That said, defence budgets can never be totally recession-proof. No part of government expenditures should ever be permanently off the table. Bankrupting one’s country for the sake of so-called “national security” can be just as damaging as under-funding defense. All rational defence policies have always been a careful balancing act between what is strategically needed and what can be afforded. And what can be afforded then determines strategic priorities, as much as strategic priorities drive budget- making – probably more so, in fact.
Additionally, one should not treat defence spending as something special in government budgets. Bureaucratic politics, inter-service rivalries, and even personal ambitions influence decisions in militaries as much as in other government agencies. Even in tough economic times, therefore, militaries should not be given a “bye” when it comes to spending.
In particular, one should question the wisdom of linking defence spending to some magic number. There are some in the United States, for example, who are arguing that the US defence budget should be directly pegged to four percent of GDP, arguing that current defence needs (the global war on terror, the ongoing wars in Iraq and Afghanistan, etc.) require a “stable and predictable” level of funding. And yet these advocates provide no sound military rationale for linking it to this particular percentage point; if the situation is so dire, then why not five percent or even ten? Ultimately, such an approach is a distortion of military planning – and would they accept a budget cut if the GDP fell?
The Economic Myth
Finally, the idea that defence spending should be protected for its economic benefits is not only morally wrong but often based on false arguments. In the first place, defence budgets are not a welfare programme; they are for protecting the country, not creating jobs. Secondly, the macroeconomic gains of military spending are often greatly exaggerated. Arms manufacturing in many countries is often an inefficient and poorly run affair, prone to cost overruns and low production runs.
The defence sector makes little overall contribution to a country’s economic development while sucking up considerable public resources in the process. Meanwhile, anticipated spin-off or economic multiplier benefits – such as expanded resource utilization, commercially useful technologies, and workforce education and training – usually do not manifest themselves in large enough quantities so as to be worthwhile.
Which Course To Take?
There is, of course, no simple answer to the question of whether defence budgets should be recession- proof, any more than the issue of what constitutes optimal military spending (the “how much is enough?” question) can ever be resolved.

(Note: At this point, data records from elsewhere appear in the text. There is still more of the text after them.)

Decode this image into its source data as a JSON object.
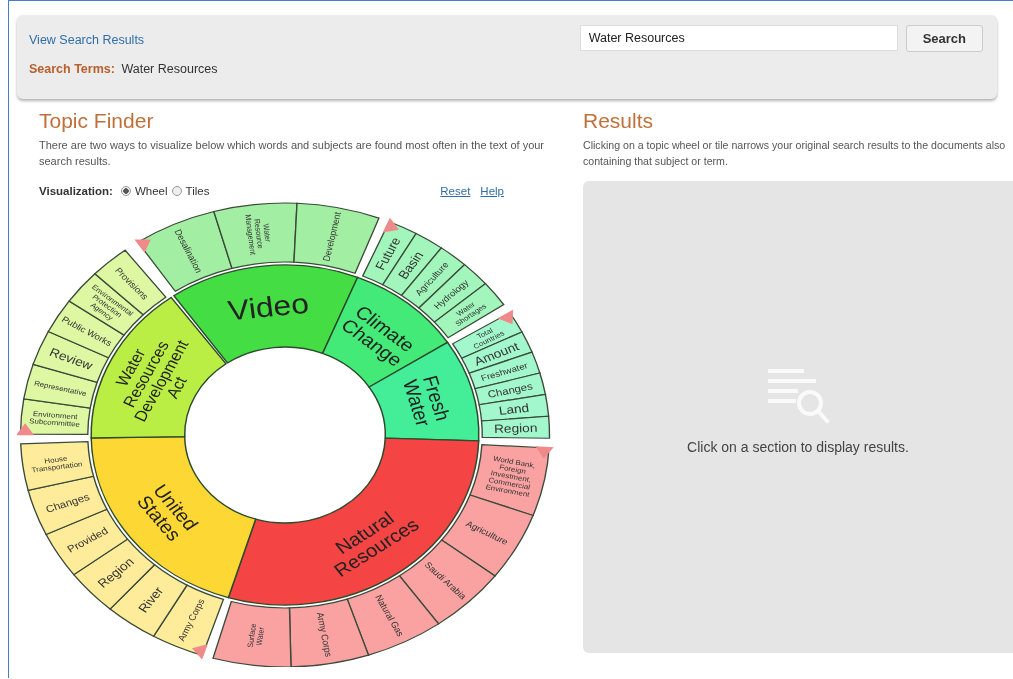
{
  "header": {
    "link": "View Search Results",
    "search_terms_label": "Search Terms:",
    "search_terms": "Water Resources",
    "search_value": "Water Resources",
    "search_button": "Search"
  },
  "topic_finder": {
    "title": "Topic Finder",
    "description": "There are two ways to visualize below which words and subjects are found most often in the text of your search results.",
    "visualization_label": "Visualization:",
    "options": [
      {
        "label": "Wheel",
        "selected": true
      },
      {
        "label": "Tiles",
        "selected": false
      }
    ],
    "links": [
      "Reset",
      "Help"
    ],
    "wheel": [
      {
        "label": "Video",
        "color": "#44dd44",
        "children": [
          "Desalination",
          "Water Resource Management",
          "Development"
        ]
      },
      {
        "label": "Climate Change",
        "color": "#44ea77",
        "children": [
          "Future",
          "Basin",
          "Agriculture",
          "Hydrology",
          "Water Shortages"
        ]
      },
      {
        "label": "Fresh Water",
        "color": "#44ee99",
        "children": [
          "Total Countries",
          "Amount",
          "Freshwater",
          "Changes",
          "Land",
          "Region"
        ]
      },
      {
        "label": "Natural Resources",
        "color": "#f44444",
        "children": [
          "World Bank, Foreign Investment, Commercial Environment",
          "Agriculture",
          "Saudi Arabia",
          "Natural Gas",
          "Army Corps",
          "Surface Water"
        ]
      },
      {
        "label": "United States",
        "color": "#fdd835",
        "children": [
          "Army Corps",
          "River",
          "Region",
          "Provided",
          "Changes",
          "House Transportation"
        ]
      },
      {
        "label": "Water Resources Development Act",
        "color": "#bbee44",
        "children": [
          "Environment Subcommittee",
          "Representative",
          "Review",
          "Public Works",
          "Environmental Protection Agency",
          "Provisions"
        ]
      }
    ]
  },
  "results": {
    "title": "Results",
    "description": "Clicking on a topic wheel or tile narrows your original search results to the documents also containing that subject or term.",
    "empty_message": "Click on a section to display results."
  }
}
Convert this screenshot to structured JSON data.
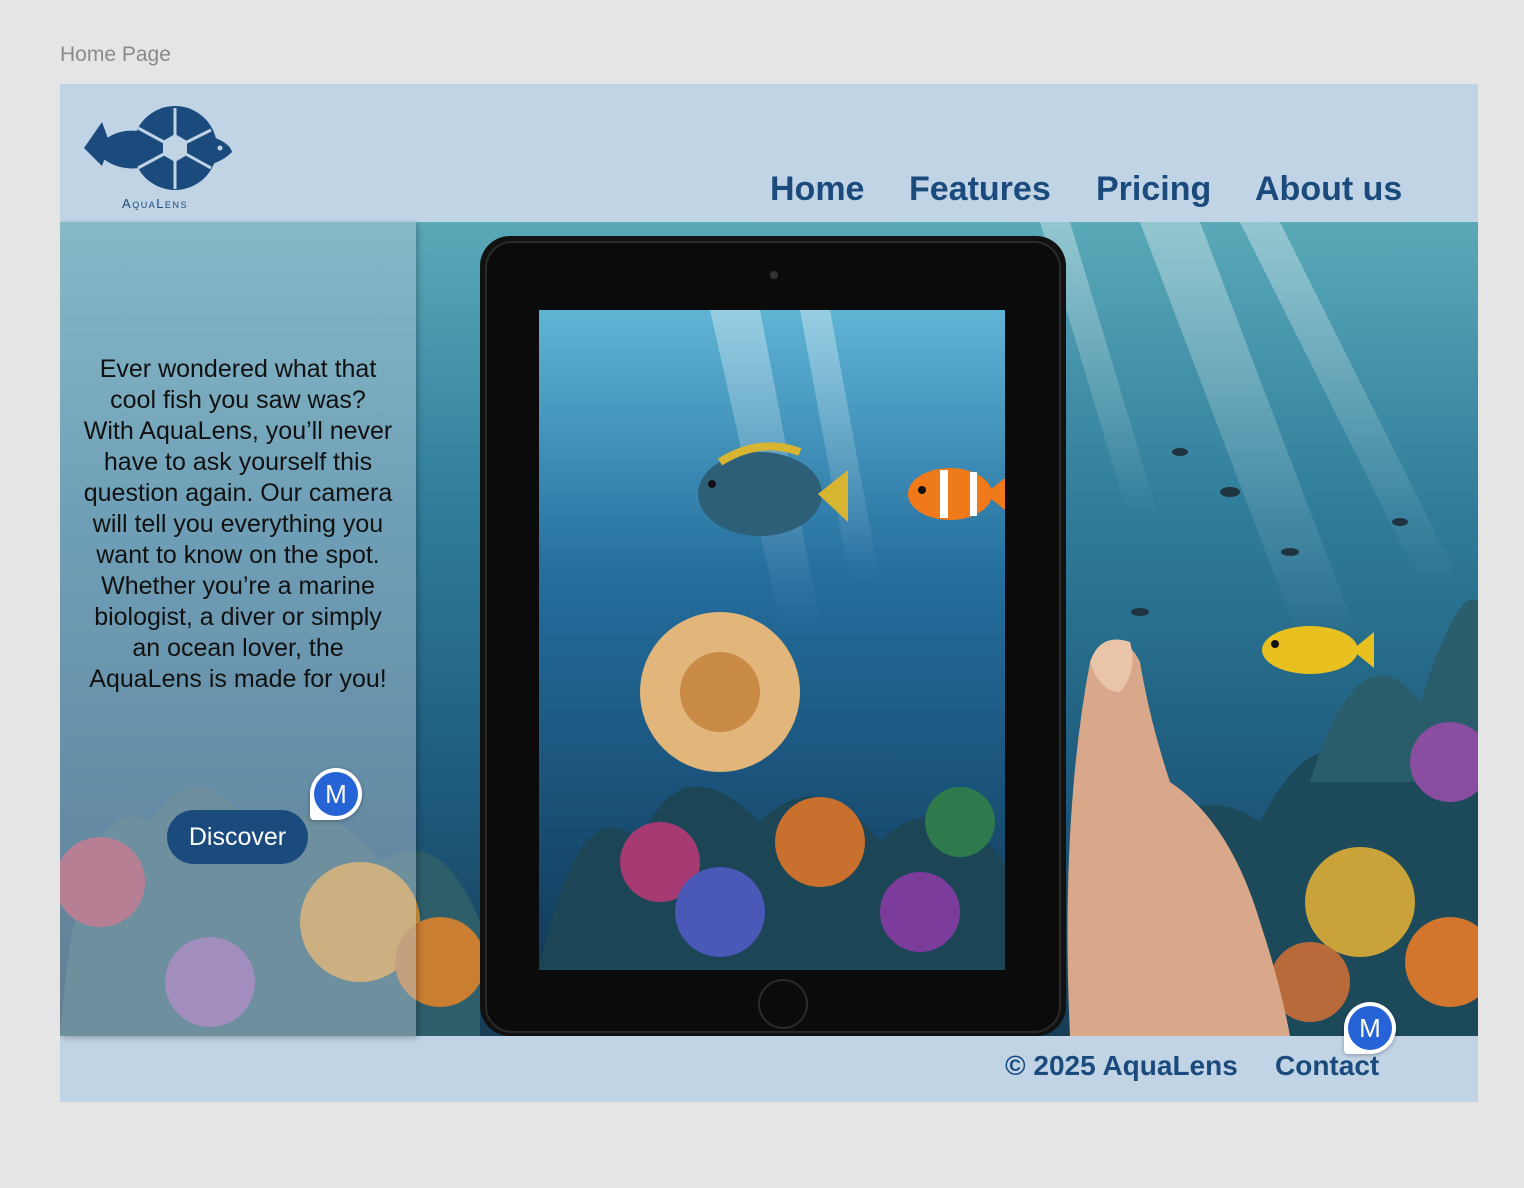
{
  "frame": {
    "label": "Home Page"
  },
  "brand": {
    "name": "AquaLens",
    "color": "#1b4a7c"
  },
  "nav": {
    "items": [
      {
        "label": "Home"
      },
      {
        "label": "Features"
      },
      {
        "label": "Pricing"
      },
      {
        "label": "About us"
      }
    ]
  },
  "hero": {
    "intro": "Ever wondered what that cool fish you saw was? With AquaLens, you’ll never have to ask yourself this question again. Our camera will tell you everything you want to know on the spot. Whether you’re a marine biologist, a diver or simply an ocean lover, the AquaLens is made for you!",
    "cta_label": "Discover",
    "image": "underwater-tablet-photo"
  },
  "footer": {
    "copyright": "© 2025 AquaLens",
    "contact": "Contact"
  },
  "collaborator": {
    "initial": "M",
    "color": "#2563d6"
  }
}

Ultimately, defence spending is like any other type of budgeting, a matter of juggling needs, wants, and expectations.
It is also something that must be constantly reappraised so as to take into account both external actualities (such as threats) and internal realities (that is, the ability to pay). One can certainly choose to make defence spending recession-proof. But make no doubt, in tough economic times, there is no painless way to do this. It is, therefore, a decision that must be owned by politicians and public alike.
About the Authors
Richard A. Bitzinger is Senior Fellow with the Military Transformation Programme at the S. Rajaratnam School of International Studies (RSIS), Nanyang Technological University. He was formerly with Rand Corporation, USA. Adrian Kuah Wee Jin is Associate Research Fellow with the programme and concurrently a PhD candidate on an RSIS scholarship at Cranfield University, UK. Bernard F.W. Loo is Assistant Professor and the programme’s Coordinator..
Commentaries / Global
Last updated on 06/03/2018